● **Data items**
<<<<
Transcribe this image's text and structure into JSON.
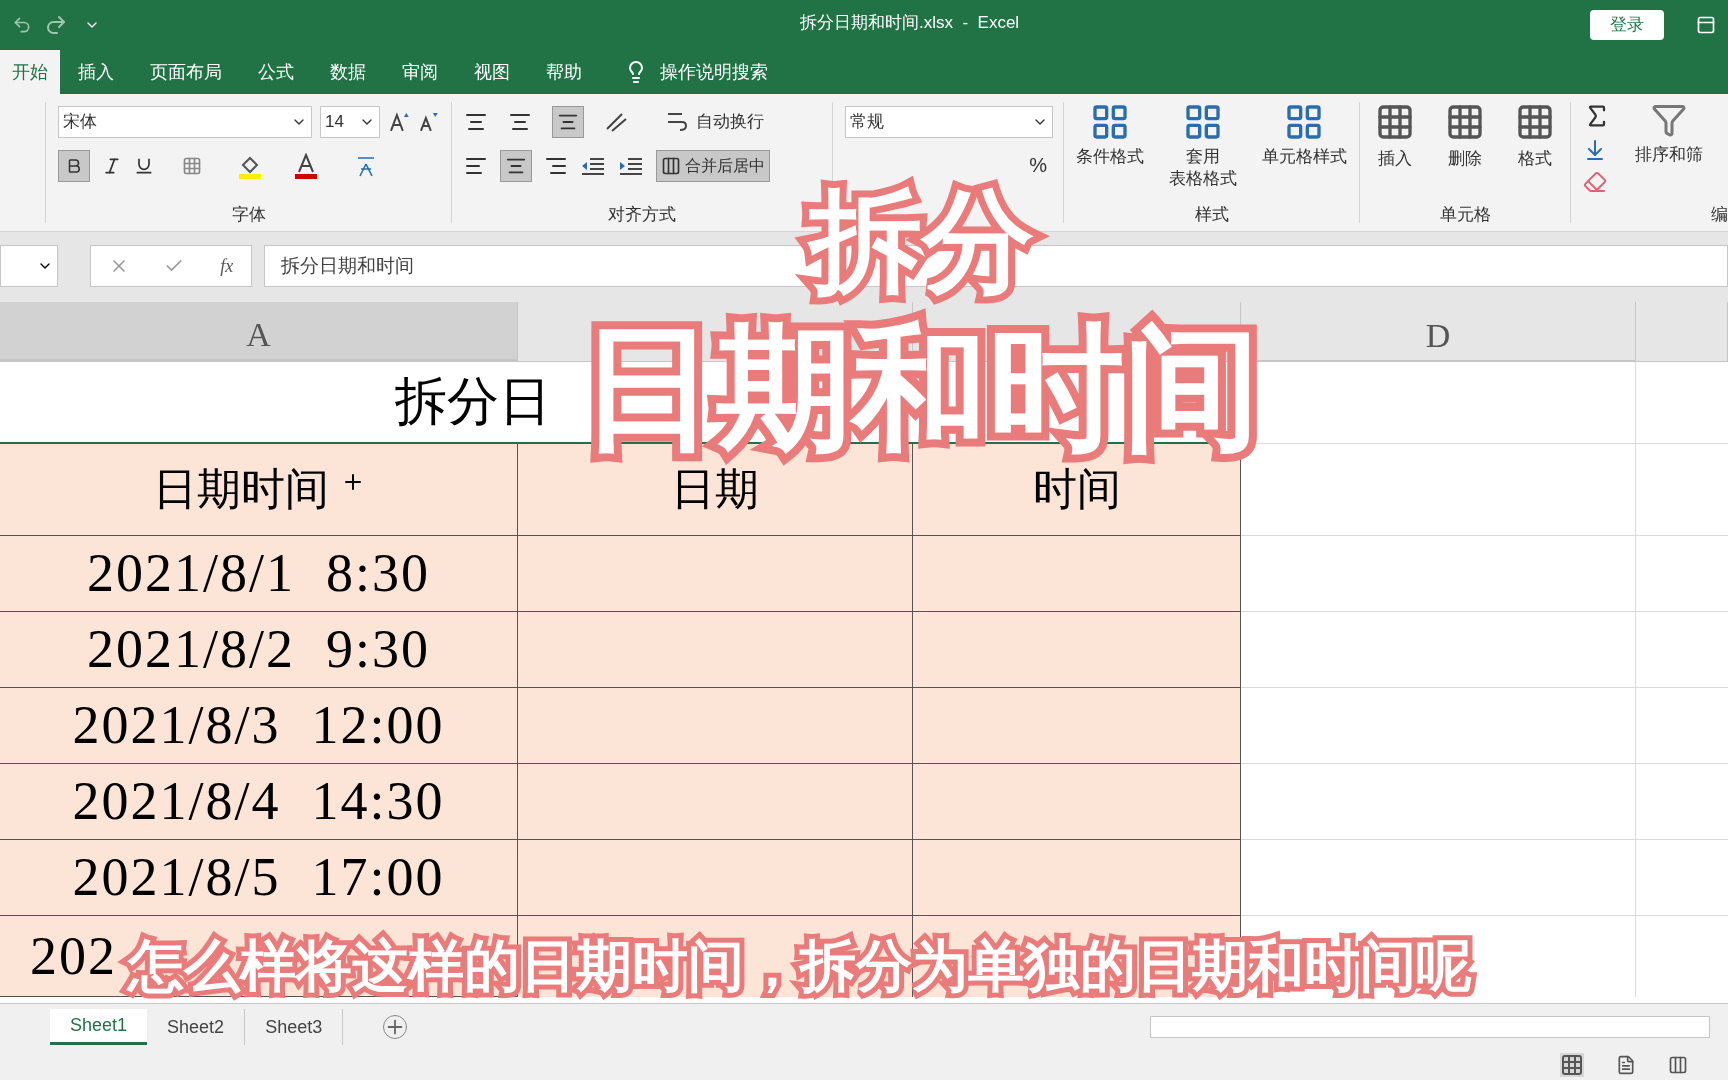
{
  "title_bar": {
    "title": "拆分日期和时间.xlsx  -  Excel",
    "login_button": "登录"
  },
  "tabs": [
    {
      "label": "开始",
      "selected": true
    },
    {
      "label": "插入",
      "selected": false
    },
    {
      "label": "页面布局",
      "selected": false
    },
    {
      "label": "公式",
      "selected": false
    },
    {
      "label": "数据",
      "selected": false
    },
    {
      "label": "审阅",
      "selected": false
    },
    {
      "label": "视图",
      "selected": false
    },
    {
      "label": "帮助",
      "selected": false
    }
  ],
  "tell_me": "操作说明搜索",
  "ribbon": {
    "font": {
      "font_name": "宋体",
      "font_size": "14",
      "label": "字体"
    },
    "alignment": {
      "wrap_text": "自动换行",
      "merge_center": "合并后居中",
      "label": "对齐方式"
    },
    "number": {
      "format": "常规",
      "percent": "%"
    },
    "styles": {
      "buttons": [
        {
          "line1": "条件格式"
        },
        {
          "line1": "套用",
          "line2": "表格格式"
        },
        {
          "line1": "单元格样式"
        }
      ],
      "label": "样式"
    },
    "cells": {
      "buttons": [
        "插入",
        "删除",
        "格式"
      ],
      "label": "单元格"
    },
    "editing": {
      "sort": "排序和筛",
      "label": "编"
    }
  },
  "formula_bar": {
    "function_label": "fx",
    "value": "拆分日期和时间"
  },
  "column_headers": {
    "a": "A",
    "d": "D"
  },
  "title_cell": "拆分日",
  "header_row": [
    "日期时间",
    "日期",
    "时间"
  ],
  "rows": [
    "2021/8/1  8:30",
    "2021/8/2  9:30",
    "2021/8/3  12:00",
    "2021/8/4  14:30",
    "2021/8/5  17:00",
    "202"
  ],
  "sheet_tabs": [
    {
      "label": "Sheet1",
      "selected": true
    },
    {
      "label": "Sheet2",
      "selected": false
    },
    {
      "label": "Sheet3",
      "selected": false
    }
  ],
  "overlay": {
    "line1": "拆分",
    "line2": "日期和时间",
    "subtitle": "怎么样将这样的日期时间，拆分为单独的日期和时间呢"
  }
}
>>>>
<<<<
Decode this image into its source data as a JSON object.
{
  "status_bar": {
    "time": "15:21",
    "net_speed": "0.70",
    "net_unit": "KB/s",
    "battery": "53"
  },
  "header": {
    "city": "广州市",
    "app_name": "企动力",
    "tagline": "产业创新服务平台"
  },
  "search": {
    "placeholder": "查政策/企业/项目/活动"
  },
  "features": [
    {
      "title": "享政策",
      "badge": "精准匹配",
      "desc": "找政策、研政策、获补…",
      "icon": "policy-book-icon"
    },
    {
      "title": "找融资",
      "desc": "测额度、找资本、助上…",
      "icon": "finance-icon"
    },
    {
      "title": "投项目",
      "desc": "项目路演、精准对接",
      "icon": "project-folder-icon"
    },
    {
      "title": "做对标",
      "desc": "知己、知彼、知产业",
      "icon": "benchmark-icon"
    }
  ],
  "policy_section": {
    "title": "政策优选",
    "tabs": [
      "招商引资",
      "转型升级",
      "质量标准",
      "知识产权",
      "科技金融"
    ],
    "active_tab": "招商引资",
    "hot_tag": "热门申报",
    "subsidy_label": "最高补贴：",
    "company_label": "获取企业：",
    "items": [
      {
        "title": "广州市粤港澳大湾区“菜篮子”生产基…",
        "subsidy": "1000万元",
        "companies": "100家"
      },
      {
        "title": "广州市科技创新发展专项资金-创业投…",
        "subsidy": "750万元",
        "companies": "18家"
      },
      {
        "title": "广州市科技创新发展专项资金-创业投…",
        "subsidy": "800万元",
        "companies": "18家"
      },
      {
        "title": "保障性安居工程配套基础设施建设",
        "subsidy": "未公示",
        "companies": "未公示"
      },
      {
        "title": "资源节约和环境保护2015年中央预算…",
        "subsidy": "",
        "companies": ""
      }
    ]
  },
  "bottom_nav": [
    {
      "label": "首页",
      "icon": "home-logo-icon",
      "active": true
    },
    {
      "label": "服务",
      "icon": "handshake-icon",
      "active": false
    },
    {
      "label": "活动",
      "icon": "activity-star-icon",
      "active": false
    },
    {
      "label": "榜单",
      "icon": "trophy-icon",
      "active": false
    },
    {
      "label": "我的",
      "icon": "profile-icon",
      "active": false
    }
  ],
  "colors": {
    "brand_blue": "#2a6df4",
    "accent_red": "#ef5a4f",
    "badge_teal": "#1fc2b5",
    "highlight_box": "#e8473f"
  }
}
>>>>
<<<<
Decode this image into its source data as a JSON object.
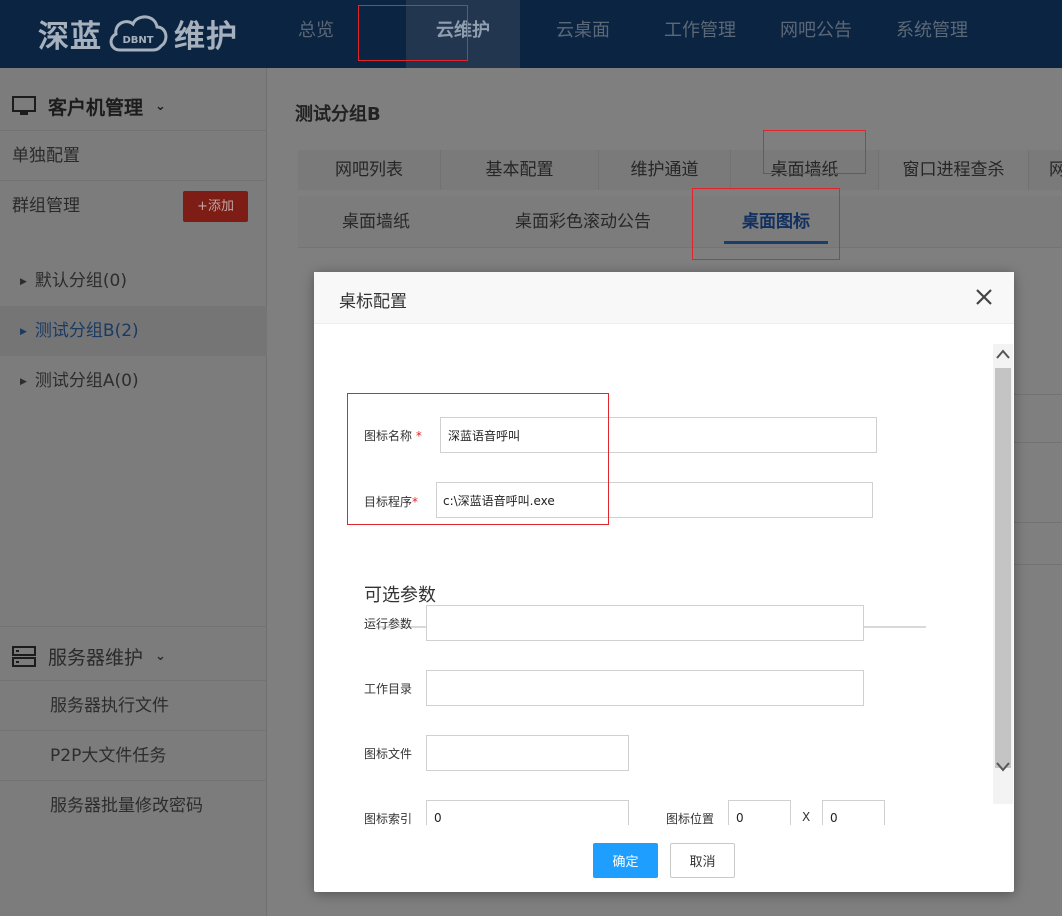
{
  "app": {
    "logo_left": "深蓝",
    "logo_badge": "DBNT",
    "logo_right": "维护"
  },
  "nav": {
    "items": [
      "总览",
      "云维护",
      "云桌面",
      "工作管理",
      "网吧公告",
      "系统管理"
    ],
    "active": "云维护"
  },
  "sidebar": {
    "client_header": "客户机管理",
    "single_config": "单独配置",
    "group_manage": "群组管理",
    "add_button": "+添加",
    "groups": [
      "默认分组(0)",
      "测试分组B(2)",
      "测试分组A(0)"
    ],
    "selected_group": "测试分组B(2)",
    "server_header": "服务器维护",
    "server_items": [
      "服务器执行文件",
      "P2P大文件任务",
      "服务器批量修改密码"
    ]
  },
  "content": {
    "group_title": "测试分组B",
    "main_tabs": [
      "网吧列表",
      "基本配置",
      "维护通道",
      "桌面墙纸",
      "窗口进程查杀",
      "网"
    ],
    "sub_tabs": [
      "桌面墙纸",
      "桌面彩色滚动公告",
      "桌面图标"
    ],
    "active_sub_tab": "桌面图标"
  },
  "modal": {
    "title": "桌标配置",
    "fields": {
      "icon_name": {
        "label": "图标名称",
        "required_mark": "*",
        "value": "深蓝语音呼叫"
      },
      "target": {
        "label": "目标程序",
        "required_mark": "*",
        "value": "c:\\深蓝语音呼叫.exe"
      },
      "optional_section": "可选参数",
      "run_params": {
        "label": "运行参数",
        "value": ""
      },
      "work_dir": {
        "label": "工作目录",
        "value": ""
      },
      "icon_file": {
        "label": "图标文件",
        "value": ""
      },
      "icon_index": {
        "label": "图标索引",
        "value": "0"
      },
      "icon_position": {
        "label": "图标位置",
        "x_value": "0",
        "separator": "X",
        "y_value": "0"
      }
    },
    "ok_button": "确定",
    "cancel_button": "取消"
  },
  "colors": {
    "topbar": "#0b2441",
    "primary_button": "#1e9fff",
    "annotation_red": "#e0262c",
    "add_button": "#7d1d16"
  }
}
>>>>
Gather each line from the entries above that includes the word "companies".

        "companies": "100家"
        "companies": "18家"
        "companies": "18家"
        "companies": "未公示"
        "companies": ""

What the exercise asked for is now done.